There is a season for it all, and it is hard to see so many I care about in a season of such trial and despair. But I know that somehow, God will be revealed through each of these situations.  Oh, some may not recognize it as God, but that is what it will be nonetheless. 

And in the midst of the mundane, I am filled with hope and gratitude myself.  With every load of laundry, I give thanks.  With every trip to Walmart, I give thanks.  With every lost pair of swim trunks, with every sloppily performed school paper, with every dropped cracked egg, I recognize that there might be far worse things going on in my life to be upset about.

Holding on to hope is one of the single most difficult tasks we have.  It is made so much easier by those who reach out in ways they can...a late night email, a quiet hug, a phone call or glance across a room that reminds us of our connectedness and reassures us that we do not travel through this world all alone...and that others too have suffered.  There are times when we are the ones in need of hope, and times when we are the ones inviting hope to enter into a situation. Whichever the case may currently be, God is at the center of that hope, working through you or others, reaching out to you or using you to reach out to others.

Keep holding on to hope.


Shannon said...

I so needed this reminder today. I am definitely in one of those very dark, very hopeless places this week. We're facing the loss of our kiddos from Ethiopia all because we can't put up the huge amount of money that came due all at once. We set out on faith and feel like faith has let us down. Some might say that it's just not meant to be but I don't believe it. In my heart of hearts, they ARE my children. It IS meant to be, but because we're several thousand dollars short, we're facing the fact that they may not come home. It is certainly not right, not humane, not Christian, and leaves me frankly hopeless right now. I will keep fighting as long as they will let me and I will do my best to hold on to hope, Cindy.

Anonymous said...

Thank you, Cindy. We surely need your kind and wise words, just now.We thank GOD for faith and friends. Elva

Anonymous said...

Thank you again for your vision of hope. It heartens me. I have always loved Emily Dickinson's poem "Hope".

Hope is the thing with feathers
That perches in the soul,
And sings the tune without the words,
And never stops at all,

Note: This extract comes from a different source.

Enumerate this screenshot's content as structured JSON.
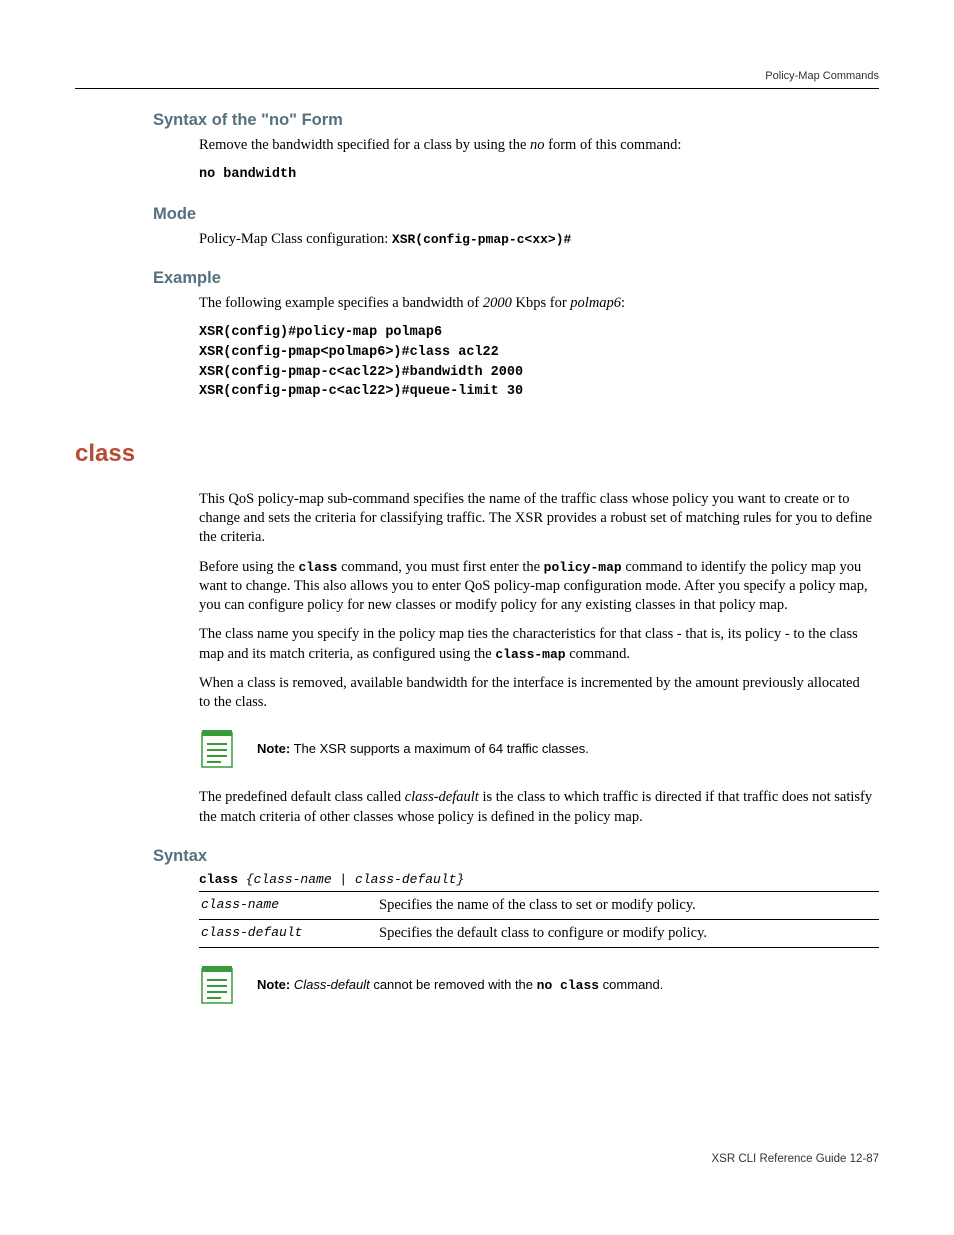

And sweetest in the gale is heard;
And sore must be the storm
That could abash the little bird
That kept so many warm.

I've heard it in the chillest land,
And on the strangest sea;
Yet, never, in extremity,
It asked a crumb of me.

Adios for now,